Those behind Dundee’s drug services say work is already under way to speed up treatment of substance abusers, following heavy criticism.
NHS Tayside, which jointly operates services with the council, say they acknowledge pace is needed and said trials testing new methods have already begun.
It comes after a recent report branded the current system in the city “not fit-for-purpose” and “slow”, potentially contributing to Dundee’s record high drugs deaths of 66 last year.
The August report by the independent Dundee Drugs Commission, set up last year to tackle the high death toll, said all efforts should be focused “immediately” on speeding up access to treatment and removing any barriers to quick access.
It is among 10 actions the Commission says should be put in place without delay.
The Dundee Partnership, which includes the council, health board, and police, met this week to consider the actions.
In a letter to both the council and NHS Tayside, Scottish Labour MSP for North East Scotland Jenny Marra described the situation as a “human crisis” requiring “swift action” and called for a full breakdown detailing what has been done so far.
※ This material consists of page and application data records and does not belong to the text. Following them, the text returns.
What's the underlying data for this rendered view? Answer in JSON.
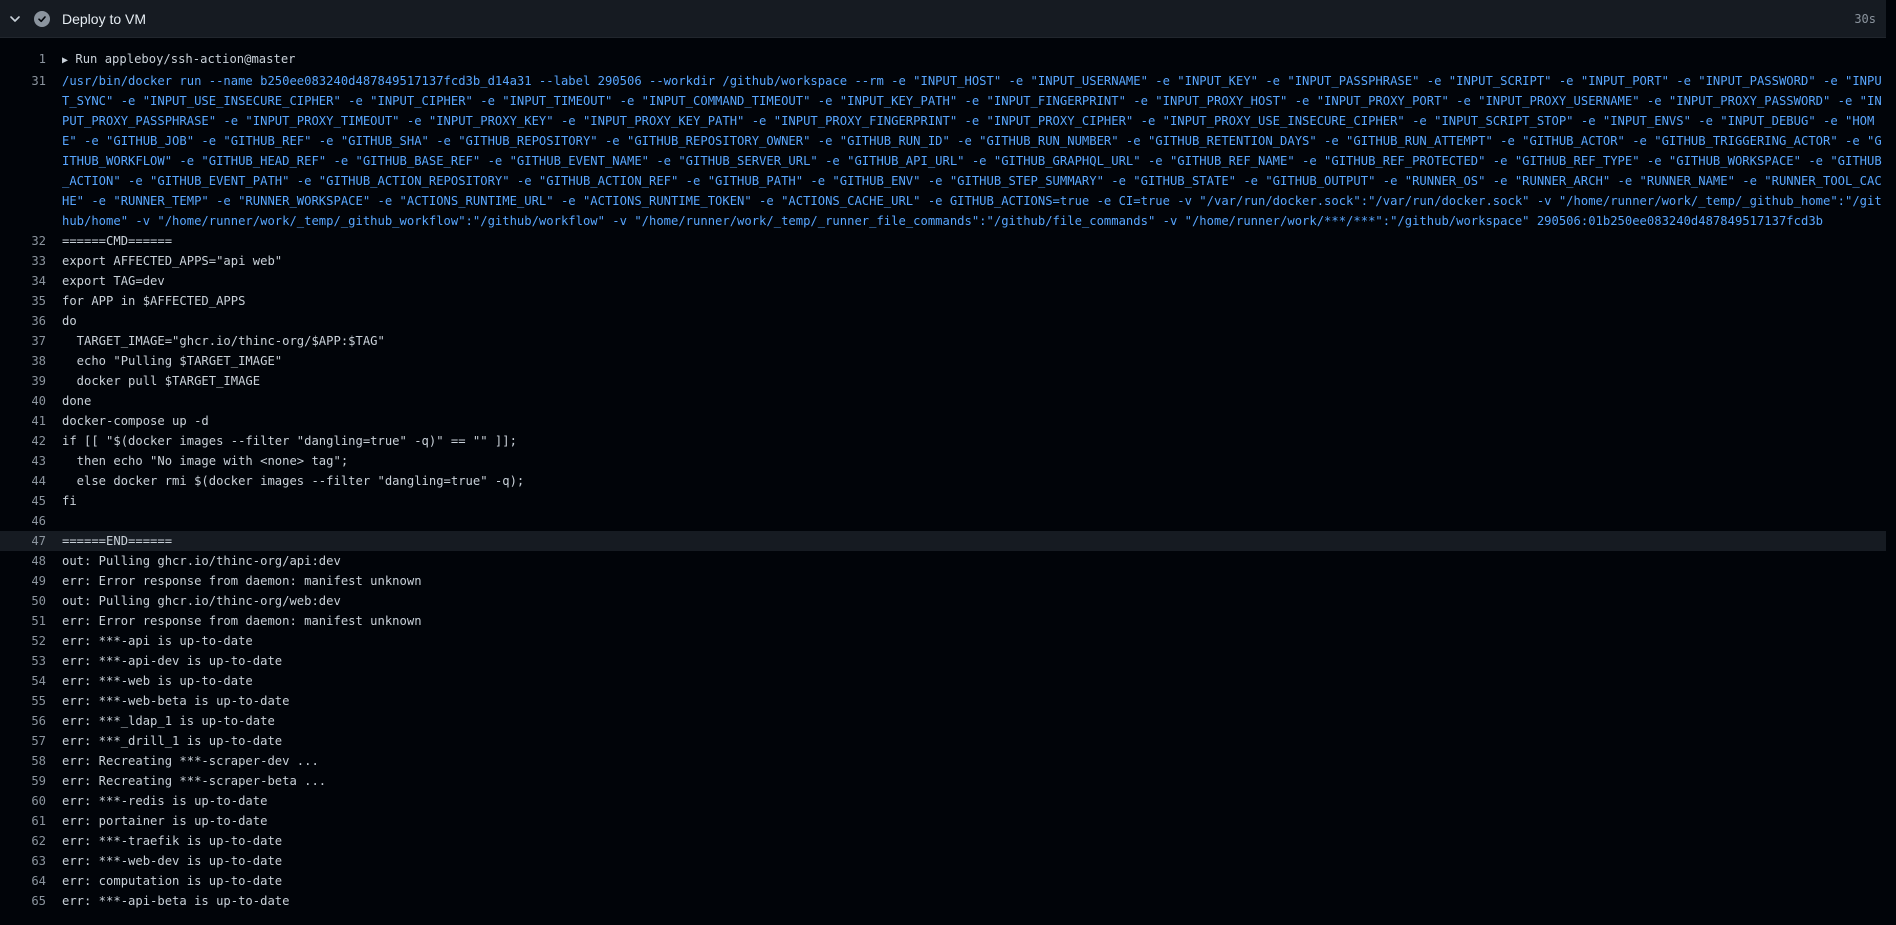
{
  "step": {
    "title": "Deploy to VM",
    "duration": "30s",
    "status": "success"
  },
  "colors": {
    "background": "#010409",
    "header_bg": "#161b22",
    "command_text": "#58a6ff",
    "line_number": "#8b949e",
    "text": "#c9d1d9"
  },
  "log": {
    "group": {
      "number": "1",
      "label": "Run appleboy/ssh-action@master",
      "expanded": false
    },
    "docker_cmd": {
      "number": "31",
      "text": "/usr/bin/docker run --name b250ee083240d487849517137fcd3b_d14a31 --label 290506 --workdir /github/workspace --rm -e \"INPUT_HOST\" -e \"INPUT_USERNAME\" -e \"INPUT_KEY\" -e \"INPUT_PASSPHRASE\" -e \"INPUT_SCRIPT\" -e \"INPUT_PORT\" -e \"INPUT_PASSWORD\" -e \"INPUT_SYNC\" -e \"INPUT_USE_INSECURE_CIPHER\" -e \"INPUT_CIPHER\" -e \"INPUT_TIMEOUT\" -e \"INPUT_COMMAND_TIMEOUT\" -e \"INPUT_KEY_PATH\" -e \"INPUT_FINGERPRINT\" -e \"INPUT_PROXY_HOST\" -e \"INPUT_PROXY_PORT\" -e \"INPUT_PROXY_USERNAME\" -e \"INPUT_PROXY_PASSWORD\" -e \"INPUT_PROXY_PASSPHRASE\" -e \"INPUT_PROXY_TIMEOUT\" -e \"INPUT_PROXY_KEY\" -e \"INPUT_PROXY_KEY_PATH\" -e \"INPUT_PROXY_FINGERPRINT\" -e \"INPUT_PROXY_CIPHER\" -e \"INPUT_PROXY_USE_INSECURE_CIPHER\" -e \"INPUT_SCRIPT_STOP\" -e \"INPUT_ENVS\" -e \"INPUT_DEBUG\" -e \"HOME\" -e \"GITHUB_JOB\" -e \"GITHUB_REF\" -e \"GITHUB_SHA\" -e \"GITHUB_REPOSITORY\" -e \"GITHUB_REPOSITORY_OWNER\" -e \"GITHUB_RUN_ID\" -e \"GITHUB_RUN_NUMBER\" -e \"GITHUB_RETENTION_DAYS\" -e \"GITHUB_RUN_ATTEMPT\" -e \"GITHUB_ACTOR\" -e \"GITHUB_TRIGGERING_ACTOR\" -e \"GITHUB_WORKFLOW\" -e \"GITHUB_HEAD_REF\" -e \"GITHUB_BASE_REF\" -e \"GITHUB_EVENT_NAME\" -e \"GITHUB_SERVER_URL\" -e \"GITHUB_API_URL\" -e \"GITHUB_GRAPHQL_URL\" -e \"GITHUB_REF_NAME\" -e \"GITHUB_REF_PROTECTED\" -e \"GITHUB_REF_TYPE\" -e \"GITHUB_WORKSPACE\" -e \"GITHUB_ACTION\" -e \"GITHUB_EVENT_PATH\" -e \"GITHUB_ACTION_REPOSITORY\" -e \"GITHUB_ACTION_REF\" -e \"GITHUB_PATH\" -e \"GITHUB_ENV\" -e \"GITHUB_STEP_SUMMARY\" -e \"GITHUB_STATE\" -e \"GITHUB_OUTPUT\" -e \"RUNNER_OS\" -e \"RUNNER_ARCH\" -e \"RUNNER_NAME\" -e \"RUNNER_TOOL_CACHE\" -e \"RUNNER_TEMP\" -e \"RUNNER_WORKSPACE\" -e \"ACTIONS_RUNTIME_URL\" -e \"ACTIONS_RUNTIME_TOKEN\" -e \"ACTIONS_CACHE_URL\" -e GITHUB_ACTIONS=true -e CI=true -v \"/var/run/docker.sock\":\"/var/run/docker.sock\" -v \"/home/runner/work/_temp/_github_home\":\"/github/home\" -v \"/home/runner/work/_temp/_github_workflow\":\"/github/workflow\" -v \"/home/runner/work/_temp/_runner_file_commands\":\"/github/file_commands\" -v \"/home/runner/work/***/***\":\"/github/workspace\" 290506:01b250ee083240d487849517137fcd3b"
    },
    "lines": [
      {
        "number": "32",
        "text": "======CMD======"
      },
      {
        "number": "33",
        "text": "export AFFECTED_APPS=\"api web\""
      },
      {
        "number": "34",
        "text": "export TAG=dev"
      },
      {
        "number": "35",
        "text": "for APP in $AFFECTED_APPS"
      },
      {
        "number": "36",
        "text": "do"
      },
      {
        "number": "37",
        "text": "  TARGET_IMAGE=\"ghcr.io/thinc-org/$APP:$TAG\""
      },
      {
        "number": "38",
        "text": "  echo \"Pulling $TARGET_IMAGE\""
      },
      {
        "number": "39",
        "text": "  docker pull $TARGET_IMAGE"
      },
      {
        "number": "40",
        "text": "done"
      },
      {
        "number": "41",
        "text": "docker-compose up -d"
      },
      {
        "number": "42",
        "text": "if [[ \"$(docker images --filter \"dangling=true\" -q)\" == \"\" ]];"
      },
      {
        "number": "43",
        "text": "  then echo \"No image with <none> tag\";"
      },
      {
        "number": "44",
        "text": "  else docker rmi $(docker images --filter \"dangling=true\" -q);"
      },
      {
        "number": "45",
        "text": "fi"
      },
      {
        "number": "46",
        "text": ""
      },
      {
        "number": "47",
        "text": "======END======"
      },
      {
        "number": "48",
        "text": "out: Pulling ghcr.io/thinc-org/api:dev"
      },
      {
        "number": "49",
        "text": "err: Error response from daemon: manifest unknown"
      },
      {
        "number": "50",
        "text": "out: Pulling ghcr.io/thinc-org/web:dev"
      },
      {
        "number": "51",
        "text": "err: Error response from daemon: manifest unknown"
      },
      {
        "number": "52",
        "text": "err: ***-api is up-to-date"
      },
      {
        "number": "53",
        "text": "err: ***-api-dev is up-to-date"
      },
      {
        "number": "54",
        "text": "err: ***-web is up-to-date"
      },
      {
        "number": "55",
        "text": "err: ***-web-beta is up-to-date"
      },
      {
        "number": "56",
        "text": "err: ***_ldap_1 is up-to-date"
      },
      {
        "number": "57",
        "text": "err: ***_drill_1 is up-to-date"
      },
      {
        "number": "58",
        "text": "err: Recreating ***-scraper-dev ..."
      },
      {
        "number": "59",
        "text": "err: Recreating ***-scraper-beta ..."
      },
      {
        "number": "60",
        "text": "err: ***-redis is up-to-date"
      },
      {
        "number": "61",
        "text": "err: portainer is up-to-date"
      },
      {
        "number": "62",
        "text": "err: ***-traefik is up-to-date"
      },
      {
        "number": "63",
        "text": "err: ***-web-dev is up-to-date"
      },
      {
        "number": "64",
        "text": "err: computation is up-to-date"
      },
      {
        "number": "65",
        "text": "err: ***-api-beta is up-to-date"
      }
    ]
  }
}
A spokesperson for umbrella organisation Dundee Health and Social Care Partnership said work is currently underway to address the points raised.
These include the introduction of same-day prescribing as a test and a reduced waiting time of two weeks for a prescriber appointment.
The spokesperson said: “We are testing a change at our Direct Access service clinics on one clinic each week.
“This will provide the opportunity to see a prescriber at Direct Access rather than returning for a prescriber appointment another day.
“This means you can be assessed for opiate substitution treatment (OST,) or for alcohol detox and if indicated prescribed the same day.
“Dispensing will then be arranged at the community pharmacy for OST or the community programme for alcohol detox.
“We will review and evaluate this test of change in six weeks with a view to increasing access to this service.”
The spokesperson added work is ongoing to provide an update on the other recommendations.
In its report, the commission found the majority of those seeking help had to wait around three weeks to start OST.
The vast majority of these had to go through the specialist Integrated Substance Misuse Service (ISMS) at Constitution House.
Conversely, it found that in Edinburgh roughly 75% of the 4000 individuals on OST are prescribed via primary care such as GPs, practice nurses or pharmacists.
The existing model of service provided by ISMS should see a “complete reconfiguration”, according to the commission, to allow different models of delivery including those in the voluntary sector and primary care.
Other immediate recommendations include tailored recovery plans, drop-in sessions running all day and a commitment to end unplanned discharges from OST.